Fleeting Eternities • Myonghi

13 March - 12 April 2015

The exhibition presented 51 pieces of representative recent works of the France-based Korean abstract style painter Myonghi.


Born in 1947 in Daegu, South Korea and settled down in France in 1972, Myonghi selects painting objects from the nature and presents a world that is captured by her unique sensibility, in abstract strokes of strong personal character.


Apart from some exhibitions at museums and poem parties where she worked with poets on poem and painting pairing, Myonghi has all along been conducting a quiet life and focusing on the pursuit of her ideal art of painting. Nevertheless, she gains recognition and respect from prestigious experts in academic circles, including philosopher Philippe Lacoue Labarthe and poet Alain Jouffroy. Mr. Dominique de Villepin, the former Prime Minister of France, is also a poet and an art critic with a wide knowledge in abstract form of art. He is full of praise for Myonghi as an artist, and describes her as "a gem known only to insiders".


Especially for the catalogue to be published in connection with this exhibition, Mr. De Villepin has written a very comprehensive article in which he gives in-depth analyses of the style of Myonghi and her status as an artist.


To quote Mr. De Villepin,


"Her art becomes a link between the East and the West. But it is not a one way link, on the contrary it is a path one can take in every direction and a place where the aspirations of the East and of the West can meet, but where can also interlink other meetings, other inspirations, other civilizations. 


Myonghi opens doors that nobody had guessed were there…She started with Western art, as the witness of a generation with worldwide horizons. She came back later on but without any disowning and without any conversion to any teachings, both philosophical and technical of Eastern painting. This path towards the past can be seen in the modifications of the paintings, in a new dialectic of the sign and of the color.


Some similarities can be found, with the difference of one generation, between the path of a Zao Wou-ki trained to European modern art during his youth before discovering his own artistic identity and Myonghi's progression, between the poles of Korea and Touraine… 

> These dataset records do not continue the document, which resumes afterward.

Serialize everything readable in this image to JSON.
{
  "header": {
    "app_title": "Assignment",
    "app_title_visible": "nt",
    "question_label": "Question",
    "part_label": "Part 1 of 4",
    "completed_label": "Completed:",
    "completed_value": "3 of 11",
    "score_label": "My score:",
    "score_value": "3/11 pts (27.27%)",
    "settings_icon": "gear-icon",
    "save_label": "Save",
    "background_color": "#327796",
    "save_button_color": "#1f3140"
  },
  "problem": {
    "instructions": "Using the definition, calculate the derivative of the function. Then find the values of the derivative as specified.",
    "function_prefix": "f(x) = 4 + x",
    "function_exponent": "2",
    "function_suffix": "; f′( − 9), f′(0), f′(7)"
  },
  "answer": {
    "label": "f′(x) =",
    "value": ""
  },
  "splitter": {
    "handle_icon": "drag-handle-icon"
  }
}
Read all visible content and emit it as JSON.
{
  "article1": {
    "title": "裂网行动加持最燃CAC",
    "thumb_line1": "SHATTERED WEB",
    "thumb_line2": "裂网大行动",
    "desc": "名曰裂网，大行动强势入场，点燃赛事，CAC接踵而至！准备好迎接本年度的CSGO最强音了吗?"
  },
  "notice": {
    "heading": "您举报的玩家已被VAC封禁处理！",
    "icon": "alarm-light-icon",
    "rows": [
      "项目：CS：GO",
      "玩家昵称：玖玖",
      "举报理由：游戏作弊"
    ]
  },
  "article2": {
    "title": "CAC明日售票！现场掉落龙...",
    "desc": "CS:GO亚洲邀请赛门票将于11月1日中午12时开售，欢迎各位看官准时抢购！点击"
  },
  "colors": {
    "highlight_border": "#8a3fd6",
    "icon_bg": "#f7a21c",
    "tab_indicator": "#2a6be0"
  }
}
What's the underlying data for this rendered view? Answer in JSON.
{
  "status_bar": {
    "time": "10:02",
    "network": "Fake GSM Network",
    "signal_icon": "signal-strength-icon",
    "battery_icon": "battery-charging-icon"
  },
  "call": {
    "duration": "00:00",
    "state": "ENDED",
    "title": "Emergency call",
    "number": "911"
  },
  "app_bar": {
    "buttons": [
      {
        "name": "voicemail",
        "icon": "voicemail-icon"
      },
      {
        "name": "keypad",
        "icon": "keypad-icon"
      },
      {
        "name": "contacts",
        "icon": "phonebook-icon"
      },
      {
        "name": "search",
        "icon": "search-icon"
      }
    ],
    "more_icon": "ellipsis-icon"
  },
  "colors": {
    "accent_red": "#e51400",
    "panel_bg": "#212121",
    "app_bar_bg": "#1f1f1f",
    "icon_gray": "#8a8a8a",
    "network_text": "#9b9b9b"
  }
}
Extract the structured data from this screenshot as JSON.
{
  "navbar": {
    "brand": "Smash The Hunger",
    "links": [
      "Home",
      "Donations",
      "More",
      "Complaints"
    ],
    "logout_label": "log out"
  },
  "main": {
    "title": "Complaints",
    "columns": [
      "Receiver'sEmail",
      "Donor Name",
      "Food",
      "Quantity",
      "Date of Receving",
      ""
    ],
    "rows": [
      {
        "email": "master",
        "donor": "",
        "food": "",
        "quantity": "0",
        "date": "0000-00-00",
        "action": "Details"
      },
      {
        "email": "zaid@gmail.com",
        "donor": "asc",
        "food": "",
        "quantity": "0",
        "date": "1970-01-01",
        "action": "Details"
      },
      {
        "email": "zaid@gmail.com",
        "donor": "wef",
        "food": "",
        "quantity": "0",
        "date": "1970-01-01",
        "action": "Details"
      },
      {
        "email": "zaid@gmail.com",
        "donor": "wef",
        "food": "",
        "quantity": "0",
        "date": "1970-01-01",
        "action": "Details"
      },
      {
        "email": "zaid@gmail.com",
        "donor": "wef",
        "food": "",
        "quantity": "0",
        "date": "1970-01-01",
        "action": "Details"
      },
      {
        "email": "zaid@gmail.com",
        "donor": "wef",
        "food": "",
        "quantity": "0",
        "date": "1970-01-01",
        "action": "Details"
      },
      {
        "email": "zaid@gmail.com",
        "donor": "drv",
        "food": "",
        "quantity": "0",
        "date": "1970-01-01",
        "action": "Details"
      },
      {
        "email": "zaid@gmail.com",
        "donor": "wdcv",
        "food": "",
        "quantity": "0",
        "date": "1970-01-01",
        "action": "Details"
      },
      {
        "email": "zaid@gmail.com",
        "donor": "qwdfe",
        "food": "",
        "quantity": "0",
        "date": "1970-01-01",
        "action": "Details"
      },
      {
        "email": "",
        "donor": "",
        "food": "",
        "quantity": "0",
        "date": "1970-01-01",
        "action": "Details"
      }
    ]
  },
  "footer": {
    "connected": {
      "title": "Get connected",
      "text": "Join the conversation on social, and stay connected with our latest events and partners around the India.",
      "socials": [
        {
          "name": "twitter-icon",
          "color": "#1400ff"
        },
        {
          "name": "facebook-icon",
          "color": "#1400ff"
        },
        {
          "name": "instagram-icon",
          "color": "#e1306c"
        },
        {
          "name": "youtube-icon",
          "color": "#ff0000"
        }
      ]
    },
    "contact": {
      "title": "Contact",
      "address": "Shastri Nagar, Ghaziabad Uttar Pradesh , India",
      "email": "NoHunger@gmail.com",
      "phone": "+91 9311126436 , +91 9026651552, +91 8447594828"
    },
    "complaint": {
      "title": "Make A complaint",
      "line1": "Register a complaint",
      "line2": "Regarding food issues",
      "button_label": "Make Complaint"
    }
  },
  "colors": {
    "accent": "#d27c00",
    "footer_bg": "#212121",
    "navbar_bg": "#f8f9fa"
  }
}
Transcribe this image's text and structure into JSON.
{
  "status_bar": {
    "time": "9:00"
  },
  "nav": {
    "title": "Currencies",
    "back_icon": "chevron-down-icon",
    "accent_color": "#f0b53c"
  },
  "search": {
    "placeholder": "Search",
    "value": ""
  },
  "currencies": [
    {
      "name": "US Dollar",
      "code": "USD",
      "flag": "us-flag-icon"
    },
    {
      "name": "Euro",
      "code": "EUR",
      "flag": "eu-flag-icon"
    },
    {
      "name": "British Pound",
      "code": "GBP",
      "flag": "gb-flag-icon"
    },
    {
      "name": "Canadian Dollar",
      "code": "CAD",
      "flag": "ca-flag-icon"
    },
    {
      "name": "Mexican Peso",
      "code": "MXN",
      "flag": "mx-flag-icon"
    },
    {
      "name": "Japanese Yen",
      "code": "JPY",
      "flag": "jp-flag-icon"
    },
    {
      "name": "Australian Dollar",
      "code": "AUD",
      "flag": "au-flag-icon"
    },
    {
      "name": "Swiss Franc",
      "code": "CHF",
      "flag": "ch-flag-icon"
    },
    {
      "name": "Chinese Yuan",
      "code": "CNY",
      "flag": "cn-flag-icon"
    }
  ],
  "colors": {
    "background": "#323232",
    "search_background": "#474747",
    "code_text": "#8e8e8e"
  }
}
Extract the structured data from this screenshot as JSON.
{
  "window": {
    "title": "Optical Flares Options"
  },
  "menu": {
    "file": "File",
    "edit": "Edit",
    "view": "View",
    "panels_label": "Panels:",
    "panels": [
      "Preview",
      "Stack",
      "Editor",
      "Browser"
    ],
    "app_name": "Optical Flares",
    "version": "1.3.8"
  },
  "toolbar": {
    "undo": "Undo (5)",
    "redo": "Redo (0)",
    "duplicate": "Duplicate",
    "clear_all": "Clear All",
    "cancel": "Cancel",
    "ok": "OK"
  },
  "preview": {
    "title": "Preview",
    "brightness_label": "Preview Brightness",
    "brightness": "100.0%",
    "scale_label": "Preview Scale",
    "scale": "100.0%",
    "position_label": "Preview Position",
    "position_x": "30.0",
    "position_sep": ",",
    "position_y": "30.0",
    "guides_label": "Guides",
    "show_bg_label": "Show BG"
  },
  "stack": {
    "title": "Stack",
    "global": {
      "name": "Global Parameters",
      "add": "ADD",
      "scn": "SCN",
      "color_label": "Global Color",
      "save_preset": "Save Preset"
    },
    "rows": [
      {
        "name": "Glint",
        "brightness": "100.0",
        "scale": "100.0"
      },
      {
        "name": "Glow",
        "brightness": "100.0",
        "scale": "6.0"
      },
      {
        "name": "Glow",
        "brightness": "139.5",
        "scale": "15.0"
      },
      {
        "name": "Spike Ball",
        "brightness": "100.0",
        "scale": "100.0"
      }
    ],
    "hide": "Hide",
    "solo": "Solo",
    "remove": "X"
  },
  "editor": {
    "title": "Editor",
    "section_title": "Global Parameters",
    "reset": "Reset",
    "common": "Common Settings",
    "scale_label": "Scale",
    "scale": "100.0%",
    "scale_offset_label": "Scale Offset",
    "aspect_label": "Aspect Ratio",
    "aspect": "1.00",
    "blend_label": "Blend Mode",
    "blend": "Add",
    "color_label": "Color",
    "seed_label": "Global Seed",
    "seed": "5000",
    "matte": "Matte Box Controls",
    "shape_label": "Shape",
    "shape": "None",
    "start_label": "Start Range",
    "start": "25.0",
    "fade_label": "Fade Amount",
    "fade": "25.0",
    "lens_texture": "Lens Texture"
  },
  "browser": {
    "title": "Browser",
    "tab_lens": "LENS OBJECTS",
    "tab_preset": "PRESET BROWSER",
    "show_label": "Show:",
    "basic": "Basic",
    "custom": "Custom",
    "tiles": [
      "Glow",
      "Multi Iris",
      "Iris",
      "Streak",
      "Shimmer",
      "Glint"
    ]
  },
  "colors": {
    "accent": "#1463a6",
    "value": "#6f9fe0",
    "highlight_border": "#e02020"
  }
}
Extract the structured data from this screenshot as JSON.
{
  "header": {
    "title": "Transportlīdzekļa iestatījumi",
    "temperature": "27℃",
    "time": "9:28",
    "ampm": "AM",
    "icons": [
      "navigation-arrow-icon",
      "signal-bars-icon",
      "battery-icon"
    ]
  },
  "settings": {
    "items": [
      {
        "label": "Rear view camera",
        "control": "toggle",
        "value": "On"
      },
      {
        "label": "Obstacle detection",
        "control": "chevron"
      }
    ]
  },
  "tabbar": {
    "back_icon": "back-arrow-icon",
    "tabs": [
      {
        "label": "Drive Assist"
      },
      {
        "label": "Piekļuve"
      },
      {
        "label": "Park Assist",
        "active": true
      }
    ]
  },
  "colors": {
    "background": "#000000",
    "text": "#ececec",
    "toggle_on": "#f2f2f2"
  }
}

Myonghi's paintings…are alive. They are out of time. They are absolutely present. They are efficient, which means that they influence those who look at them…They radiate the power of joy that made them arise, this bliss of the painting that so few artists are able to capture, live and return and that Myonghi has been endowed with, as it has for example been the case for Zao Wou-ki… 


She is one of the greatest artists overlapping two centuries and rooted into the worlds. She is one of the voices that count and that will count to bear witness of the modifications of the world and of the new aspirations."


Myonghi paints in a way similar to poetry writing. Whether by way of a big size oil painting or a simple drawing on paper, her works are serious and solid in structure, with all excess details trimmed off.  None of her strokes is unnecessary.


The work Village depicts a vista view from Andeok Valley to Daepyeong in Jeju. On the painting are just layers of small irregular patches and outlines of different colors, which are crossing and interlacing with each other, but not any recognizable objects. The margins at the bottom and on both sides of this two-meter work are left blank, so that the semi-oval main body looks like hanging upside down in the air. At its lower part, a thick pile of golden fragments are trembling, which must be the reflection of sunshine splashing on a close bush. In the middle, there are thick and thin, large and small, curvy and convoluted patches of light yellow, light beige, light green and light blue. Is it not a faraway forest resting in the breeze, with footprints and stories hidden in it? On the top, the boundless sky emerges in the form of rolling light blue and white beads. This is a landscapes stretching from close to far, in a delicately knit structure. Both impressionist and abstract styles are applied, in accordance with the natural flow of the pictorial composition, and they are integrated with each other seamlessly. 


The work Touraine is another good example, the raw canvas remains in its natural beige color, with only a few patches of light green and pale grey, which are as thin as water stains, hardly noticeable. On top of them are a few lumps of slightly reflective silver, which, intermingled with certain light earthy and yellow colors, are spinning like big and small swirls. Are they breezes? Clouds? Flowers or forests? The usual reflections of mountains and lakes have all gone, through a kind of sublimation, is it because the world shown in this painting in fact exists only in dreams? Here the painter uses the gentlest possible touches of brush, yet amazingly, lighter are her strokes, firmer she grasps our hearts.


Myonghi has travelled to all parts of the world, from Desert Gobi to the glazier in Patagonia, to do sketching. While she selects painting objects from the nature, the world she depicts is unbelievable. Myonghi steps out of the norms, puts aside prior perceptions, and extracts the void and the concrete from each other.  She persists in analyzing exterior appearances and in exploring the logics behind pictorial structures and color senses. She smashes the 'world' and digs into its very nature and identifies its core, for the purpose of  producing her own alternate dimension, which is a realm transcending beyond all territorial limits, beyond time, culture, history, as well as all other boundaries. 


The paintings of Myonghi have been exhibited in important museums, including National Museum of Contemporary Art (South Korea), Centre Georges Pompidou (Paris, France), National Art Museum of China (Beijing, China) and Shanghai Art Museum (China).